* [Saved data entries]
══════════════════════════════

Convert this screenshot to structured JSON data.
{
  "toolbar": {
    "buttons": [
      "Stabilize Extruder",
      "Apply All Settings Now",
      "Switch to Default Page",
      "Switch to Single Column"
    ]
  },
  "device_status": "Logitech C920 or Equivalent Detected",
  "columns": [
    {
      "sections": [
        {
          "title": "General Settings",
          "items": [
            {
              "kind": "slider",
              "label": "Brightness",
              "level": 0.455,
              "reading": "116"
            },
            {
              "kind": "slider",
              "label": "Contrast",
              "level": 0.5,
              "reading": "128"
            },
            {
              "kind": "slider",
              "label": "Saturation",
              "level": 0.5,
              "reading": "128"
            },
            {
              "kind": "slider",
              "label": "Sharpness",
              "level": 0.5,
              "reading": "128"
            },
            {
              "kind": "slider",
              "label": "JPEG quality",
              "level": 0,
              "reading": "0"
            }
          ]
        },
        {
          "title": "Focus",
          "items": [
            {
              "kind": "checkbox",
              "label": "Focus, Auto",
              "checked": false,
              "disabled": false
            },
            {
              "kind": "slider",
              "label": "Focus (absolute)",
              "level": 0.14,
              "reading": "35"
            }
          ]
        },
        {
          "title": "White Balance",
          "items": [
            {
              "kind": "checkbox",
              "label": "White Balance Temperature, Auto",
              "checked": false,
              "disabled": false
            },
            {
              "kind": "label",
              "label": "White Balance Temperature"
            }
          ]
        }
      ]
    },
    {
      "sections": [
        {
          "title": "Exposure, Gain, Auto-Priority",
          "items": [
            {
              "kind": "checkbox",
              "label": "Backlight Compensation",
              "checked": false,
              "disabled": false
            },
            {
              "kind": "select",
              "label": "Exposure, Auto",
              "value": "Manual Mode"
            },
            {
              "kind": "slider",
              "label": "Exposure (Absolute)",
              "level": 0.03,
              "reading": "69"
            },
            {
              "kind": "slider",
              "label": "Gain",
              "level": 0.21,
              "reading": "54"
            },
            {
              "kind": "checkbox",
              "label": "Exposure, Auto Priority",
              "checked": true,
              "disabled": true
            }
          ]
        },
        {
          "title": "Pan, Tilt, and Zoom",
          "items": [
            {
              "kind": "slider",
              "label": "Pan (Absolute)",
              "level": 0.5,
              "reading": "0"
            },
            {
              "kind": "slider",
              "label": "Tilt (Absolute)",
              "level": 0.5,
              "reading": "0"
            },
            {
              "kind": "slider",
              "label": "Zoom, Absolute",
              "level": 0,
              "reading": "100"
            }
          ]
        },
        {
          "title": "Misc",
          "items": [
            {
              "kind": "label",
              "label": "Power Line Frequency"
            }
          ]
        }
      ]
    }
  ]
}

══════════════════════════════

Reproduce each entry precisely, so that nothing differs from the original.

* [Response for this exercise]
Convert this screenshot to structured JSON data.
{
  "toolbar": {
    "buttons": [
      "Stabilize Extruder",
      "Apply All Settings Now",
      "Switch to Default Page",
      "Switch to Single Column"
    ]
  },
  "device_status": "Logitech C920 or Equivalent Detected",
  "columns": [
    {
      "sections": [
        {
          "title": "General Settings",
          "items": [
            {
              "kind": "slider",
              "label": "Brightness",
              "level": 0.455,
              "reading": "116"
            },
            {
              "kind": "slider",
              "label": "Contrast",
              "level": 0.5,
              "reading": "128"
            },
            {
              "kind": "slider",
              "label": "Saturation",
              "level": 0.5,
              "reading": "128"
            },
            {
              "kind": "slider",
              "label": "Sharpness",
              "level": 0.5,
              "reading": "128"
            },
            {
              "kind": "slider",
              "label": "JPEG quality",
              "level": 0,
              "reading": "0"
            }
          ]
        },
        {
          "title": "Focus",
          "items": [
            {
              "kind": "checkbox",
              "label": "Focus, Auto",
              "checked": false,
              "disabled": false
            },
            {
              "kind": "slider",
              "label": "Focus (absolute)",
              "level": 0.14,
              "reading": "35"
            }
          ]
        },
        {
          "title": "White Balance",
          "items": [
            {
              "kind": "checkbox",
              "label": "White Balance Temperature, Auto",
              "checked": false,
              "disabled": false
            },
            {
              "kind": "label",
              "label": "White Balance Temperature"
            }
          ]
        }
      ]
    },
    {
      "sections": [
        {
          "title": "Exposure, Gain, Auto-Priority",
          "items": [
            {
              "kind": "checkbox",
              "label": "Backlight Compensation",
              "checked": false,
              "disabled": false
            },
            {
              "kind": "select",
              "label": "Exposure, Auto",
              "value": "Manual Mode"
            },
            {
              "kind": "slider",
              "label": "Exposure (Absolute)",
              "level": 0.03,
              "reading": "69"
            },
            {
              "kind": "slider",
              "label": "Gain",
              "level": 0.21,
              "reading": "54"
            },
            {
              "kind": "checkbox",
              "label": "Exposure, Auto Priority",
              "checked": true,
              "disabled": true
            }
          ]
        },
        {
          "title": "Pan, Tilt, and Zoom",
          "items": [
            {
              "kind": "slider",
              "label": "Pan (Absolute)",
              "level": 0.5,
              "reading": "0"
            },
            {
              "kind": "slider",
              "label": "Tilt (Absolute)",
              "level": 0.5,
              "reading": "0"
            },
            {
              "kind": "slider",
              "label": "Zoom, Absolute",
              "level": 0,
              "reading": "100"
            }
          ]
        },
        {
          "title": "Misc",
          "items": [
            {
              "kind": "label",
              "label": "Power Line Frequency"
            }
          ]
        }
      ]
    }
  ]
}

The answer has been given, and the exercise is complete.